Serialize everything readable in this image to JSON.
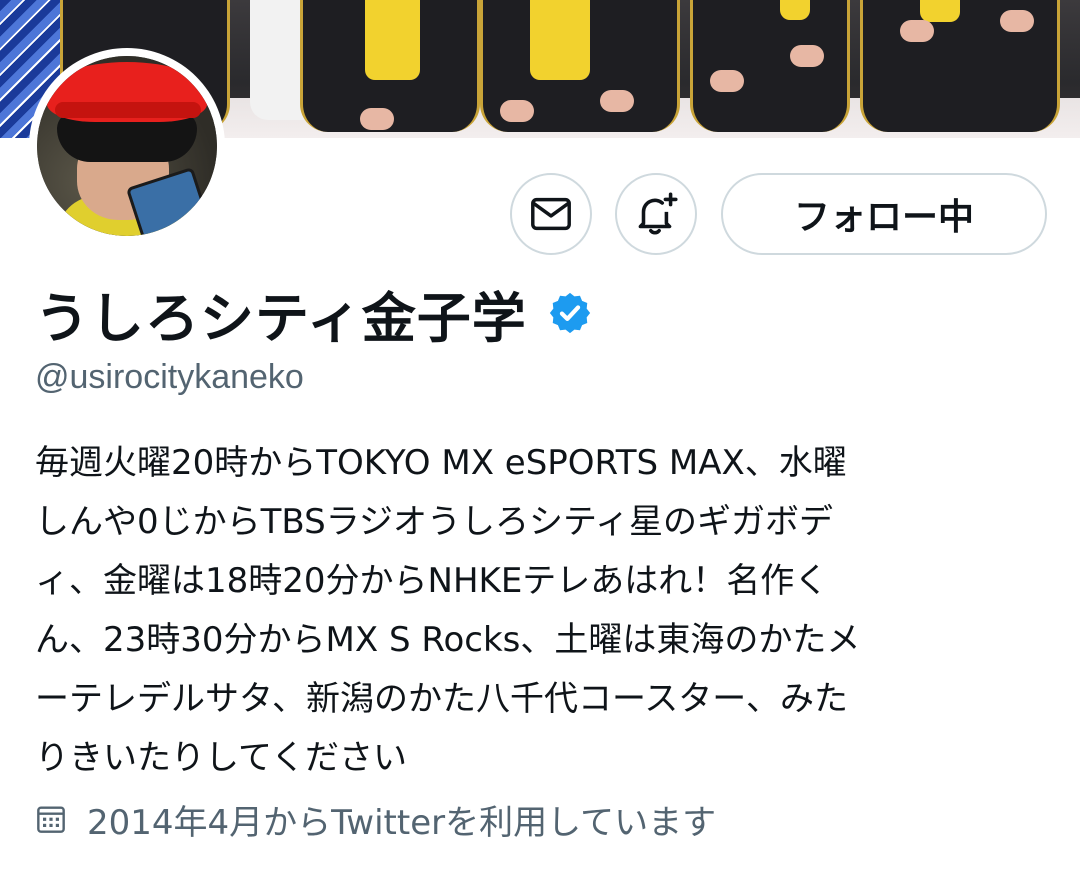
{
  "profile": {
    "display_name": "うしろシティ金子学",
    "handle": "@usirocitykaneko",
    "verified": true,
    "bio": "毎週火曜20時からTOKYO MX eSPORTS MAX、水曜\nしんや0じからTBSラジオうしろシティ星のギガボデ\nィ、金曜は18時20分からNHKEテレあはれ！名作く\nん、23時30分からMX S Rocks、土曜は東海のかたメ\nーテレデルサタ、新潟のかた八千代コースター、みた\nりきいたりしてください",
    "joined": "2014年4月からTwitterを利用しています"
  },
  "actions": {
    "message_icon": "envelope-icon",
    "notify_icon": "bell-plus-icon",
    "follow_label": "フォロー中"
  },
  "icons": {
    "verified": "verified-badge-icon",
    "calendar": "calendar-icon"
  },
  "colors": {
    "verified_blue": "#1d9bf0",
    "text_primary": "#0f1419",
    "text_secondary": "#536471",
    "border": "#cfd9de"
  }
}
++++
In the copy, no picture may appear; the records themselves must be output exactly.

:: Solution for this exercise ::
Serialize everything readable in this image to JSON.
{
  "profile": {
    "display_name": "うしろシティ金子学",
    "handle": "@usirocitykaneko",
    "verified": true,
    "bio": "毎週火曜20時からTOKYO MX eSPORTS MAX、水曜\nしんや0じからTBSラジオうしろシティ星のギガボデ\nィ、金曜は18時20分からNHKEテレあはれ！名作く\nん、23時30分からMX S Rocks、土曜は東海のかたメ\nーテレデルサタ、新潟のかた八千代コースター、みた\nりきいたりしてください",
    "joined": "2014年4月からTwitterを利用しています"
  },
  "actions": {
    "message_icon": "envelope-icon",
    "notify_icon": "bell-plus-icon",
    "follow_label": "フォロー中"
  },
  "icons": {
    "verified": "verified-badge-icon",
    "calendar": "calendar-icon"
  },
  "colors": {
    "verified_blue": "#1d9bf0",
    "text_primary": "#0f1419",
    "text_secondary": "#536471",
    "border": "#cfd9de"
  }
}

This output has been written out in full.